For the teen titles (Forever, Tiger Eyes, Deenie, and Then Again, Maybe I Won’t) brilliant art director Lizzy Bromley worked with a range of photographers to capture a candid, sophisticated look that balanced just the right amount of edge with just the right amount of heart. The result is really of the now. In fact, the similarities between the new Forever cover and the The Fault in Our Stars movie poster is particularly striking, especially considering neither was released while the other was being worked on!
As for the Middle Grade titles (Blubber, Starring Sally J. Freedman as Herself, Iggie’s House, Deenie, and Are You There God? It’s Me, Margaret) and the Chapter Books (Freckle Juice, The One in the Middle is the Green Kangaroo, and The Pain and the Great One), we went through so many iterations. We knew we did not want to show the characters, because readers want to envision them for themselves.
We knew we wanted a bright and graphic look, but it wasn’t until we asked the incomparable artist Debbie Ohi to give it a whirl that things started to click. After Debbie was able to pull herself together from getting the news (she was pretty excited, there was a lot of screaming), she worked tirelessly for weeks, through the holidays, sketching image after image. The work was deceptively simple and gorgeous. Each icon represents the heart of the story. Each one sings. Together with an outrageously bright design by art director Lauren Rille, the packages came together to form a collection that I think leaps off the shelves.

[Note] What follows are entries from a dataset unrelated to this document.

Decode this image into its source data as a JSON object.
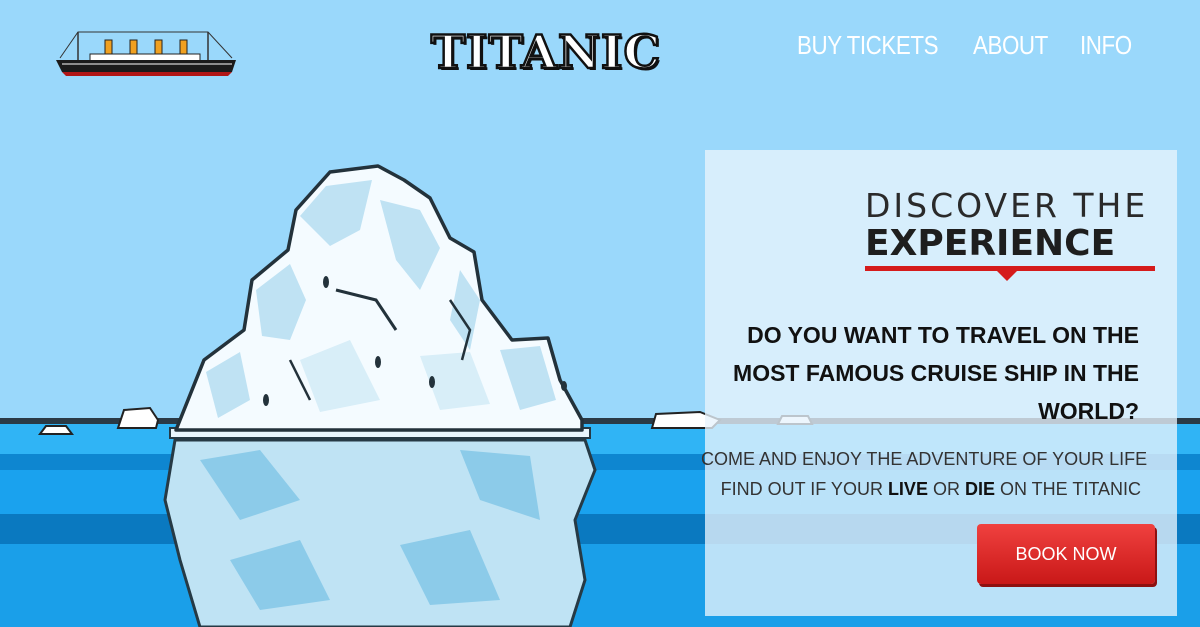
{
  "header": {
    "title": "TITANIC",
    "nav": [
      {
        "label": "BUY TICKETS"
      },
      {
        "label": "ABOUT"
      },
      {
        "label": "INFO"
      }
    ]
  },
  "card": {
    "discover_line1": "DISCOVER THE",
    "discover_line2": "EXPERIENCE",
    "question": "DO YOU WANT TO TRAVEL ON THE MOST FAMOUS CRUISE SHIP IN THE WORLD?",
    "subline1": "COME AND ENJOY THE ADVENTURE OF YOUR LIFE",
    "subline2_pre": "FIND OUT IF YOUR ",
    "subline2_live": "LIVE",
    "subline2_mid": " OR ",
    "subline2_die": "DIE",
    "subline2_post": " ON THE TITANIC",
    "button": "BOOK NOW"
  },
  "colors": {
    "sky": "#9ad8fb",
    "water": "#1aa4f2",
    "accent_red": "#d51b1b"
  },
  "icons": {
    "logo": "ship-icon",
    "background": "iceberg-illustration"
  }
}
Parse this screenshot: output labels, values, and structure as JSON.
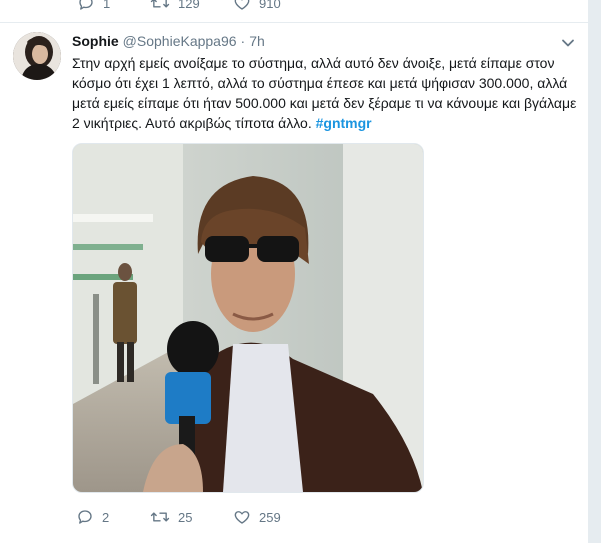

And just like that, a whole new generation of readers gets to enjoy these essential Judy Blume titles as if they were written just for them.
And the truth is… they were.